[Data about app and page elements]
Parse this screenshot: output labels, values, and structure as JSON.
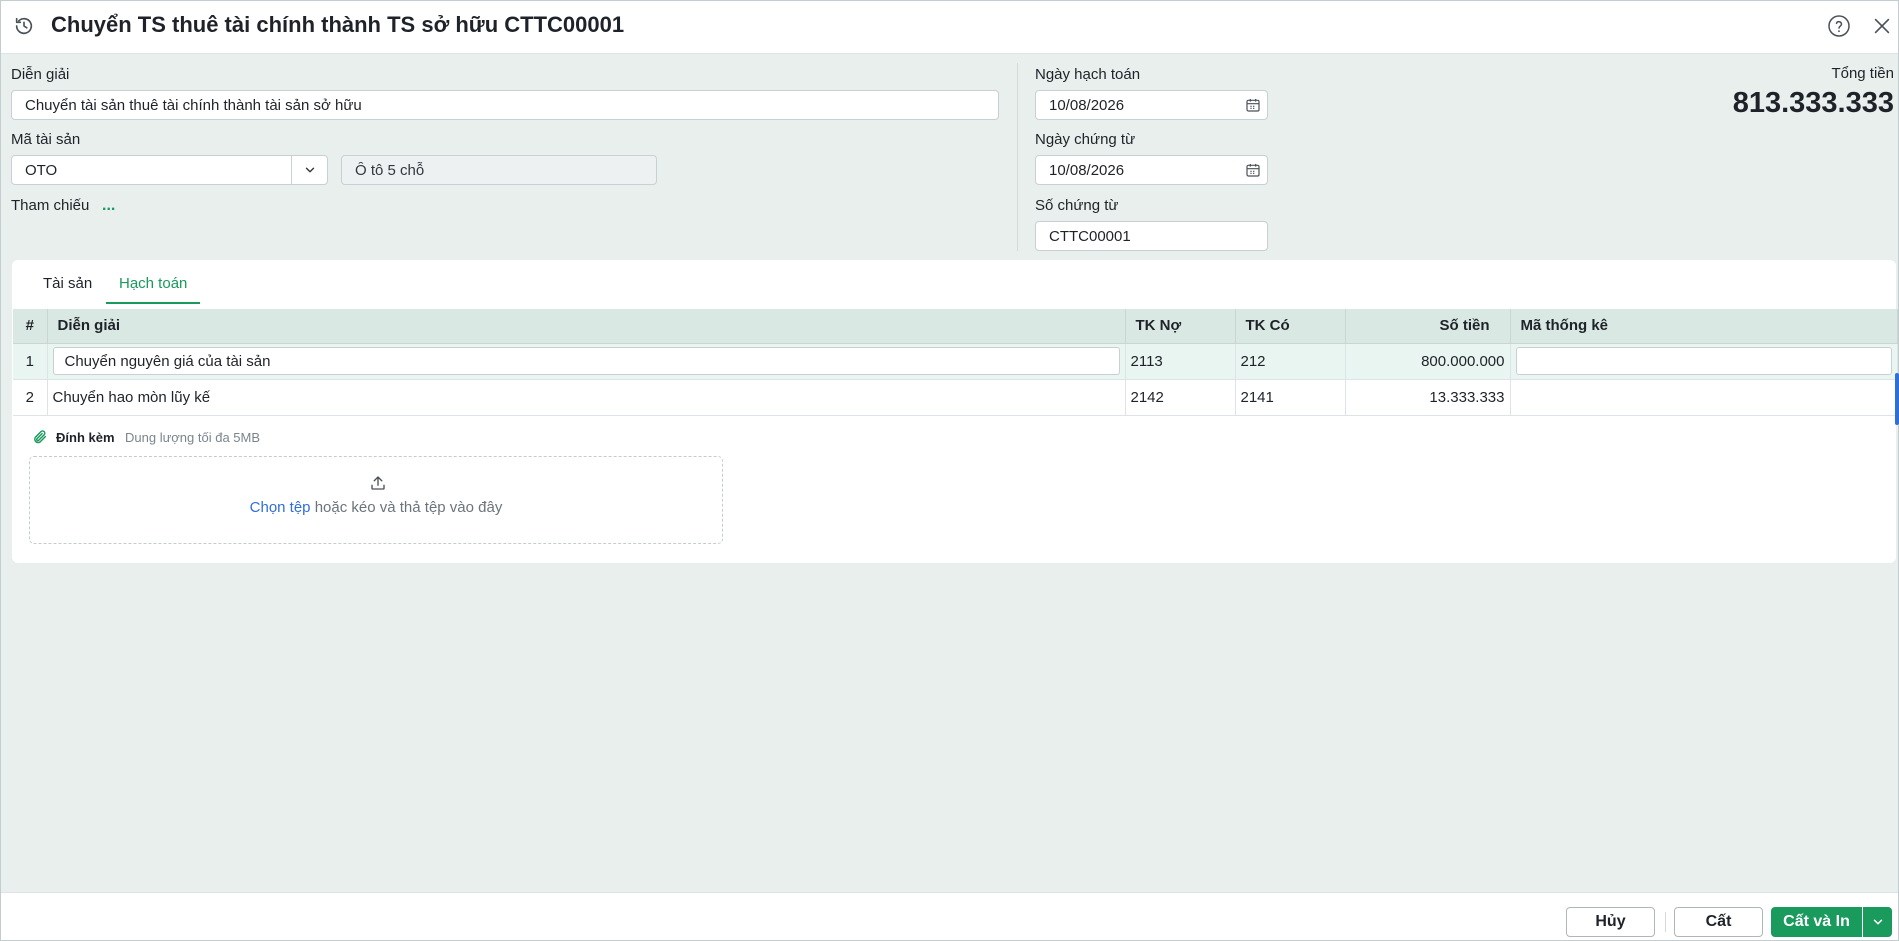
{
  "window": {
    "title": "Chuyển TS thuê tài chính thành TS sở hữu CTTC00001"
  },
  "form": {
    "description_label": "Diễn giải",
    "description_value": "Chuyển tài sản thuê tài chính thành tài sản sở hữu",
    "asset_code_label": "Mã tài sản",
    "asset_code_value": "OTO",
    "asset_name_value": "Ô tô 5 chỗ",
    "reference_label": "Tham chiếu",
    "reference_more": "...",
    "posting_date_label": "Ngày hạch toán",
    "posting_date_value": "10/08/2026",
    "voucher_date_label": "Ngày chứng từ",
    "voucher_date_value": "10/08/2026",
    "voucher_no_label": "Số chứng từ",
    "voucher_no_value": "CTTC00001",
    "total_label": "Tổng tiền",
    "total_value": "813.333.333"
  },
  "tabs": [
    {
      "label": "Tài sản",
      "active": false
    },
    {
      "label": "Hạch toán",
      "active": true
    }
  ],
  "grid": {
    "columns": {
      "index": "#",
      "description": "Diễn giải",
      "debit": "TK Nợ",
      "credit": "TK Có",
      "amount": "Số tiền",
      "stat_code": "Mã thống kê"
    },
    "rows": [
      {
        "index": "1",
        "description": "Chuyển nguyên giá của tài sản",
        "debit": "2113",
        "credit": "212",
        "amount": "800.000.000",
        "stat_code": ""
      },
      {
        "index": "2",
        "description": "Chuyển hao mòn lũy kế",
        "debit": "2142",
        "credit": "2141",
        "amount": "13.333.333",
        "stat_code": ""
      }
    ]
  },
  "attachment": {
    "title": "Đính kèm",
    "note": "Dung lượng tối đa 5MB",
    "choose_link": "Chọn tệp",
    "drop_text": " hoặc kéo và thả tệp vào đây"
  },
  "footer": {
    "cancel_label": "Hủy",
    "save_label": "Cất",
    "save_print_label": "Cất và In"
  },
  "colors": {
    "accent": "#1a9a5c",
    "link": "#2f6fd6",
    "header_row": "#d9e8e3",
    "background": "#e8efed"
  },
  "icons": [
    "history-icon",
    "help-icon",
    "close-icon",
    "chevron-down-icon",
    "calendar-icon",
    "paperclip-icon",
    "upload-icon"
  ]
}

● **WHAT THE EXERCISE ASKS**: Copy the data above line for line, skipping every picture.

● **TASK RESPONSE**:
Parse this screenshot: output labels, values, and structure as JSON.
{
  "window": {
    "title": "Chuyển TS thuê tài chính thành TS sở hữu CTTC00001"
  },
  "form": {
    "description_label": "Diễn giải",
    "description_value": "Chuyển tài sản thuê tài chính thành tài sản sở hữu",
    "asset_code_label": "Mã tài sản",
    "asset_code_value": "OTO",
    "asset_name_value": "Ô tô 5 chỗ",
    "reference_label": "Tham chiếu",
    "reference_more": "...",
    "posting_date_label": "Ngày hạch toán",
    "posting_date_value": "10/08/2026",
    "voucher_date_label": "Ngày chứng từ",
    "voucher_date_value": "10/08/2026",
    "voucher_no_label": "Số chứng từ",
    "voucher_no_value": "CTTC00001",
    "total_label": "Tổng tiền",
    "total_value": "813.333.333"
  },
  "tabs": [
    {
      "label": "Tài sản",
      "active": false
    },
    {
      "label": "Hạch toán",
      "active": true
    }
  ],
  "grid": {
    "columns": {
      "index": "#",
      "description": "Diễn giải",
      "debit": "TK Nợ",
      "credit": "TK Có",
      "amount": "Số tiền",
      "stat_code": "Mã thống kê"
    },
    "rows": [
      {
        "index": "1",
        "description": "Chuyển nguyên giá của tài sản",
        "debit": "2113",
        "credit": "212",
        "amount": "800.000.000",
        "stat_code": ""
      },
      {
        "index": "2",
        "description": "Chuyển hao mòn lũy kế",
        "debit": "2142",
        "credit": "2141",
        "amount": "13.333.333",
        "stat_code": ""
      }
    ]
  },
  "attachment": {
    "title": "Đính kèm",
    "note": "Dung lượng tối đa 5MB",
    "choose_link": "Chọn tệp",
    "drop_text": " hoặc kéo và thả tệp vào đây"
  },
  "footer": {
    "cancel_label": "Hủy",
    "save_label": "Cất",
    "save_print_label": "Cất và In"
  },
  "colors": {
    "accent": "#1a9a5c",
    "link": "#2f6fd6",
    "header_row": "#d9e8e3",
    "background": "#e8efed"
  },
  "icons": [
    "history-icon",
    "help-icon",
    "close-icon",
    "chevron-down-icon",
    "calendar-icon",
    "paperclip-icon",
    "upload-icon"
  ]
}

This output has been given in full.